Robb, whose wife passed away a week before last year’s race, finished his 40th consecutive Comrades, walking into the stadium and wiping away tears, in 10:43:18. A number of family members, including his mother, welcomed him at the finish line.
One of the best runs of the day came from another former winner, Shaun Meiklejohn (champion in 1995), who celebrated his 25th medal with a win in the masters (50-59) category.
Nurgielva Twins Never Challenged
In the women’s race, Elena and Olesya Nurgielva (the latter did not run last year because she had a baby) took the lead from the start and were never in any danger of losing it. They passed halfway in 3:04:11, already almost 9 minutes ahead of Bosman, who was looking comfortable and running smoothly.
Tshifhiwa Mundalamo was fourth, followed by Joasia Zakrzewski (Great Britain), Zhalybina, Paulinah Njeya, Antropova and Julanie Basson.

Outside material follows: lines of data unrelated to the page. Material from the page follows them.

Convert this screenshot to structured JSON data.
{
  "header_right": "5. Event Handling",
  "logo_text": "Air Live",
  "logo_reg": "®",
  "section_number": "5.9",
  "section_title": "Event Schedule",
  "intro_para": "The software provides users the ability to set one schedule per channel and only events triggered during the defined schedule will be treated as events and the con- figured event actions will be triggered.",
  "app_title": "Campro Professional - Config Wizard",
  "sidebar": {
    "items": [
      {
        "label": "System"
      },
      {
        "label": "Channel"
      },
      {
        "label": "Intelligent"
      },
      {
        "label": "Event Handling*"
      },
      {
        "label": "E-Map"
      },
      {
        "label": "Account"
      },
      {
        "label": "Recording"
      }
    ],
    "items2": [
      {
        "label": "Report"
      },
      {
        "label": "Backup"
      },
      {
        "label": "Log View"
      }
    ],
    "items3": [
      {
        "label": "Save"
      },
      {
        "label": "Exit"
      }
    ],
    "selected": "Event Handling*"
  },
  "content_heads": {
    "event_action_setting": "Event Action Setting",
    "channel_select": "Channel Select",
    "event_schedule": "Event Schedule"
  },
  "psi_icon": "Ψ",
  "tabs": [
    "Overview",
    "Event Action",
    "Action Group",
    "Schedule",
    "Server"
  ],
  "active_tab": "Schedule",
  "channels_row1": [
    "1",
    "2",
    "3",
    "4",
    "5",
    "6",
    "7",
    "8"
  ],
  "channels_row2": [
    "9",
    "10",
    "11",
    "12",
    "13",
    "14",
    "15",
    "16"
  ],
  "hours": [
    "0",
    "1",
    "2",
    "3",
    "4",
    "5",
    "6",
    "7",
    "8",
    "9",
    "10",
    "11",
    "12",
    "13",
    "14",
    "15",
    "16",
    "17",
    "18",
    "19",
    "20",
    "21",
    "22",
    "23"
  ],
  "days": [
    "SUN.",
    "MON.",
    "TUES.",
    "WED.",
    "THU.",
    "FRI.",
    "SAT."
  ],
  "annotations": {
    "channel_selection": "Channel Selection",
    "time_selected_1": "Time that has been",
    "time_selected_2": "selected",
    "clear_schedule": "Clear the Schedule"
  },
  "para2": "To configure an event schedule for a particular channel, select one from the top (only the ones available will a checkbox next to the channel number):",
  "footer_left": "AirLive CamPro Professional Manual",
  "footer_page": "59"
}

But they were widely spread out, with Basson 18 minutes behind the leaders.
Shortly before Polly Shorts, Elena pulled away from her sister, but the gap between them and Bosman remained constant until Polly Shorts, where the Russians’ strength started to show and Bosman slowed dramatically. At this point Antropova had passed all those ahead of her and was fourth, with Zakrzewski, who was second in the World 100km in 2011 and then fourth in the Comrades last year, fifth. Melanie van Rooyen had moved into seventh and Holly Rush (Great Britain) into eighth. Basson was still ninth.
Bosman was suffering, but hung on determinedly and over the last 8km, only the strongly built Antropova could pass her. Or so she thought, because on the grass of the cricket field, less than 100m from the finish, Zakrzewski sped past and Bosman, who had seemed to be a little too relaxed after entering the stadium, could only watch helplessly.
Elena finished in 6:27:09, by far the slowest of all her victories, with Olesya crossing the line in 6:28:07. Their resume at the Comrades is simply astounding: Counting all the races they have run, they have won 18 of the 20 first and second places available to them.
Rush came in seventh and was followed by three South Africans, who filled almost the same positions as last year: Van Rooyen (9th last year), Kerry Koen (6th) and Basson (10th). Koen was also ninth in the last up run.
Neither Zola Pieterse (flu) nor Fordyce (injury) started, while Thabita Tsatsa (Zimbabwe), who was second in the Two Oceans, and former triple champion and record holder Vladimir Kotov (Belarus) did not finish.